The stomach is located in the upper left quadrant of the abdomen. Its anterior aspect is related to the left hepatic lobe, diaphragm, transverse colon and greater omentum. Its posterior face is related to the pancreas, spleen and splenic artery, adrenal gland, left kidney and diaphragm.
|Left hepatic lobe
||Left adrenal gland
It has an irregular shape with two curvatures: lesser curvature (right side) and greater curvature (left side). The greater omentum is inserted on the greater curvature.
Parts of the stomach
· Cardias: is the most proximal part of the stomach, adjacent to the lower esophageal sphincter.
· Fundus: is the part of the stomach that is above the esophagogastric junction.
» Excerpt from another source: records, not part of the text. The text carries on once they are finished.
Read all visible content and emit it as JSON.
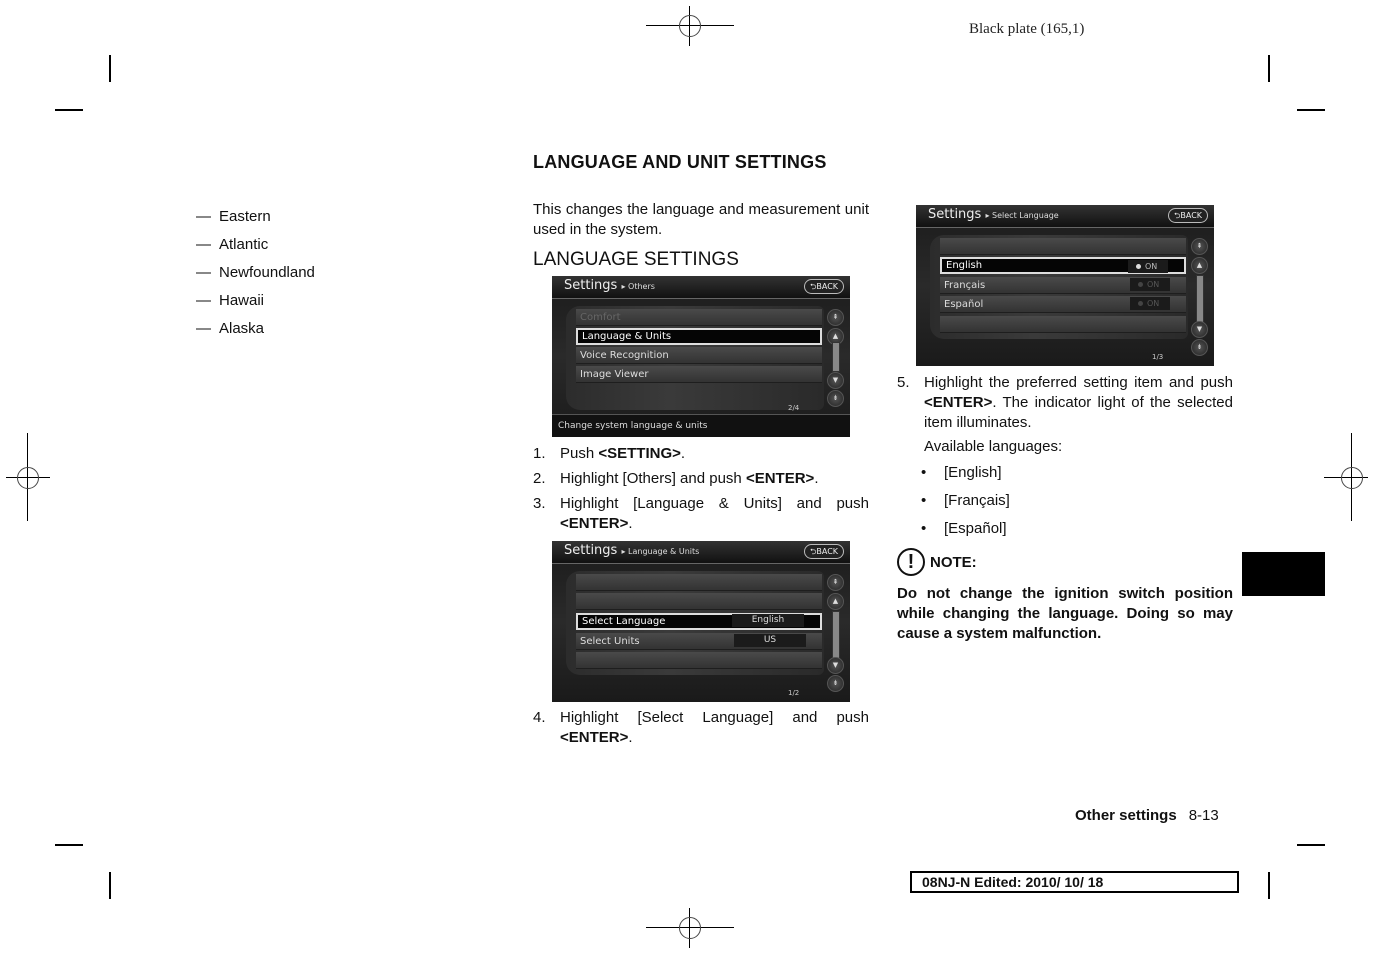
{
  "header": {
    "plate": "Black plate (165,1)"
  },
  "left_column": {
    "items": [
      "Eastern",
      "Atlantic",
      "Newfoundland",
      "Hawaii",
      "Alaska"
    ],
    "dash": "—"
  },
  "section": {
    "title": "LANGUAGE AND UNIT SETTINGS",
    "intro": "This changes the language and measurement unit used in the system.",
    "subtitle": "LANGUAGE SETTINGS"
  },
  "screens": {
    "others": {
      "title": "Settings",
      "crumb": "▸ Others",
      "back": "BACK",
      "rows": [
        "Comfort",
        "Language & Units",
        "Voice Recognition",
        "Image Viewer"
      ],
      "selected": "Language & Units",
      "page": "2/4",
      "status": "Change system language & units"
    },
    "language_units": {
      "title": "Settings",
      "crumb": "▸ Language & Units",
      "back": "BACK",
      "rows": [
        {
          "label": "Select Language",
          "value": "English"
        },
        {
          "label": "Select Units",
          "value": "US"
        }
      ],
      "page": "1/2"
    },
    "select_language": {
      "title": "Settings",
      "crumb": "▸ Select Language",
      "back": "BACK",
      "rows": [
        {
          "label": "English",
          "indicator": "ON",
          "active": true
        },
        {
          "label": "Français",
          "indicator": "ON",
          "active": false
        },
        {
          "label": "Español",
          "indicator": "ON",
          "active": false
        }
      ],
      "page": "1/3"
    }
  },
  "steps": [
    {
      "num": "1.",
      "pre": "Push ",
      "bold": "<SETTING>",
      "post": "."
    },
    {
      "num": "2.",
      "pre": "Highlight [Others] and push ",
      "bold": "<ENTER>",
      "post": "."
    },
    {
      "num": "3.",
      "pre": "Highlight [Language & Units] and push ",
      "bold": "<ENTER>",
      "post": "."
    },
    {
      "num": "4.",
      "pre": "Highlight [Select Language] and push ",
      "bold": "<ENTER>",
      "post": "."
    },
    {
      "num": "5.",
      "pre": "Highlight the preferred setting item and push ",
      "bold": "<ENTER>",
      "post": ". The indicator light of the selected item illuminates."
    }
  ],
  "available": {
    "label": "Available languages:",
    "items": [
      "[English]",
      "[Français]",
      "[Español]"
    ]
  },
  "note": {
    "label": "NOTE:",
    "icon": "!",
    "body": "Do not change the ignition switch position while changing the language. Doing so may cause a system malfunction."
  },
  "footer": {
    "section": "Other settings",
    "page": "8-13",
    "edited": "08NJ-N Edited:  2010/ 10/ 18"
  }
}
· Body: between the fundus and the antrum.
· Antrum: most distal part of the stomach, its limit in the lesser curvature is the incisura angularis.
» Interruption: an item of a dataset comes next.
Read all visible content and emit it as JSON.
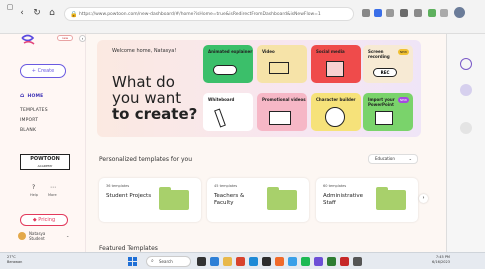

· Pylorus: is a sphincter that divides the stomach from the duodenum.
The stomach wall is composed of four layers: serosa, muscle layer, submucosa and mucosa.
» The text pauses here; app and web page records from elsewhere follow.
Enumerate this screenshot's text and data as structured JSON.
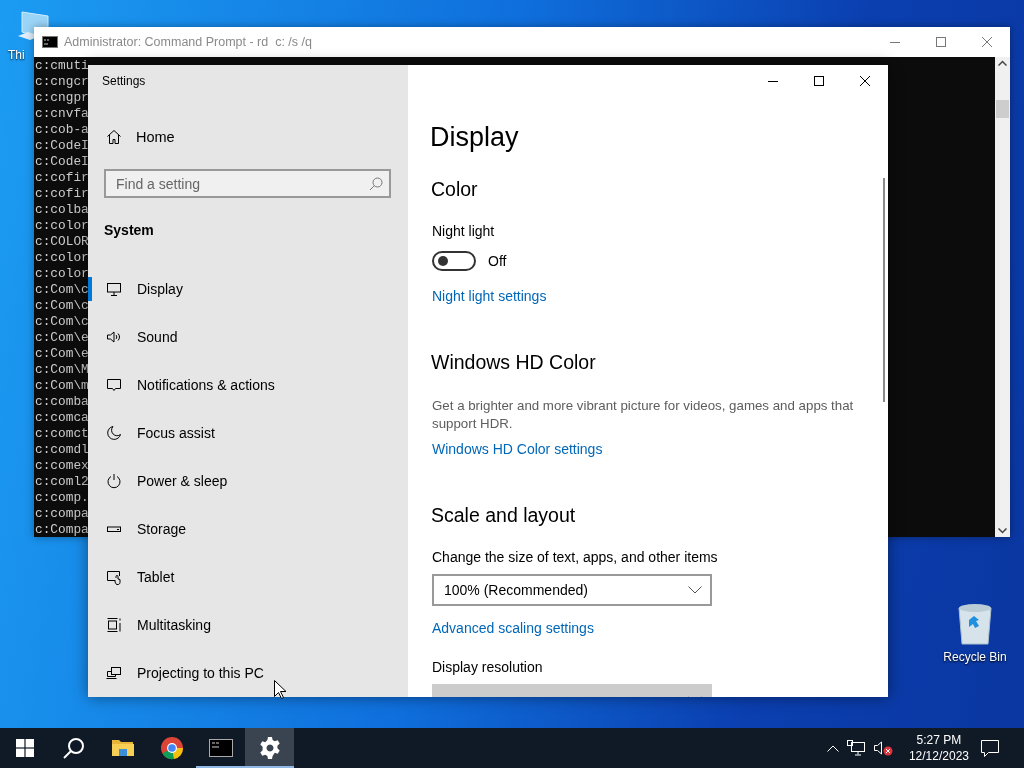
{
  "desktop": {
    "icons": [
      {
        "kind": "computer",
        "label": "Thi"
      },
      {
        "kind": "recycle-bin",
        "label": "Recycle Bin"
      }
    ]
  },
  "console_window": {
    "title": "Administrator: Command Prompt - rd  c: /s /q",
    "lines": [
      "c:cmuti",
      "c:cngcr",
      "c:cngpr",
      "c:cnvfa",
      "c:cob-a",
      "c:CodeI",
      "c:CodeI",
      "c:cofir",
      "c:cofir",
      "c:colba",
      "c:color",
      "c:COLOR",
      "c:color",
      "c:color",
      "c:Com\\c",
      "c:Com\\c",
      "c:Com\\c",
      "c:Com\\e",
      "c:Com\\e",
      "c:Com\\M",
      "c:Com\\m",
      "c:comba",
      "c:comca",
      "c:comct",
      "c:comdl",
      "c:comex",
      "c:coml2",
      "c:comp.",
      "c:compa",
      "c:Compa"
    ]
  },
  "settings_window": {
    "title": "Settings",
    "home": "Home",
    "search": {
      "placeholder": "Find a setting"
    },
    "section": "System",
    "nav_items": [
      {
        "kind": "display",
        "label": "Display",
        "selected": true
      },
      {
        "kind": "sound",
        "label": "Sound",
        "selected": false
      },
      {
        "kind": "notifications",
        "label": "Notifications & actions",
        "selected": false
      },
      {
        "kind": "focus",
        "label": "Focus assist",
        "selected": false
      },
      {
        "kind": "power",
        "label": "Power & sleep",
        "selected": false
      },
      {
        "kind": "storage",
        "label": "Storage",
        "selected": false
      },
      {
        "kind": "tablet",
        "label": "Tablet",
        "selected": false
      },
      {
        "kind": "multitasking",
        "label": "Multitasking",
        "selected": false
      },
      {
        "kind": "projecting",
        "label": "Projecting to this PC",
        "selected": false
      }
    ],
    "page_title": "Display",
    "content": [
      {
        "kind": "heading",
        "text": "Color"
      },
      {
        "kind": "label",
        "text": "Night light"
      },
      {
        "kind": "toggle",
        "on": false,
        "state_text": "Off"
      },
      {
        "kind": "link",
        "text": "Night light settings"
      },
      {
        "kind": "heading",
        "text": "Windows HD Color"
      },
      {
        "kind": "description",
        "text": "Get a brighter and more vibrant picture for videos, games and apps that support HDR."
      },
      {
        "kind": "link",
        "text": "Windows HD Color settings"
      },
      {
        "kind": "heading",
        "text": "Scale and layout"
      },
      {
        "kind": "label",
        "text": "Change the size of text, apps, and other items"
      },
      {
        "kind": "dropdown",
        "value": "100% (Recommended)",
        "disabled": false
      },
      {
        "kind": "link",
        "text": "Advanced scaling settings"
      },
      {
        "kind": "label",
        "text": "Display resolution"
      },
      {
        "kind": "dropdown",
        "disabled": true
      }
    ]
  },
  "taskbar": {
    "apps": [
      {
        "kind": "files",
        "running": false,
        "active": false
      },
      {
        "kind": "browser",
        "running": false,
        "active": false
      },
      {
        "kind": "terminal",
        "running": true,
        "active": false
      },
      {
        "kind": "settings",
        "running": true,
        "active": true
      }
    ],
    "volume_muted": true,
    "time": "5:27 PM",
    "date": "12/12/2023"
  }
}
The arterial vascularization to the stomach is based on the celiac trunk with three main supplies: the left gastric artery (coronary), the hepatic artery and the splenic artery. The left gastric artery, located in the lesser curvature, has anastomosis with the pyloric artery (branch of the hepatic artery) and it can give rise to a branch that transverses the lesser omentum and irrigates the left hepatic lobe. The greater curvature is irrigated by the right and left gastroepiploic arteries, being the former a branch of the hepatic artery and the latter a branch of the splenic artery.
The venous web is parallel to the arterial web and drains in it majority to the portal vein although in the gastroesophageal junction the drainage may be to the vena cava through diaphragmatic veins.
The lymphatic drainage is originated in the deepest sector of the mucosa to create a web of interweaved in the submucosal layer and in the subserosa. There are three major drainage areas: hepatic, left gastric and splenic. Lymph nodes are divided into groups according to the Japanese classification:
||Left gastric artery
||Common hepatic artery
||Superior mesenteric artery
||Middle colic artery
|Type of gastrectomy
||1 to 6
||D1 + 7, 8, 9, 10*, 11, 12
||1, 3, 4, 5, 6
||D1 + 7, 8, 9, 10*, 11, 12
10* the performance of the lymphadenectomy of group 10 is discretional and requires a splenectomy.
Gastric nerve supply is both sympathetic and parasympathetic. The sympathetic innervation follows the arterial supply. The parasympathetic innervation arrives to the stomach from the vagal nerves. The left vagal nerve or anterior is not always a single trunk and can be divided into three branches; immediately before the cardias it sends small branches to the fundus and through the lesser omentum it sends branches to the liver, gallbladder, pylorus and duodenum. It gives rise to the nerve of Latarjet, parallel to the lesser curvature and that ends in the “crows fool” at the level of the incisura angularis.
The posterior or right vagal nerve is usually a single trunk. Near the cardias it gives rise to a posterior and left branch called the “criminal nerve of Grassi”. The posterior Latarjet nerve descends the lesser curvature.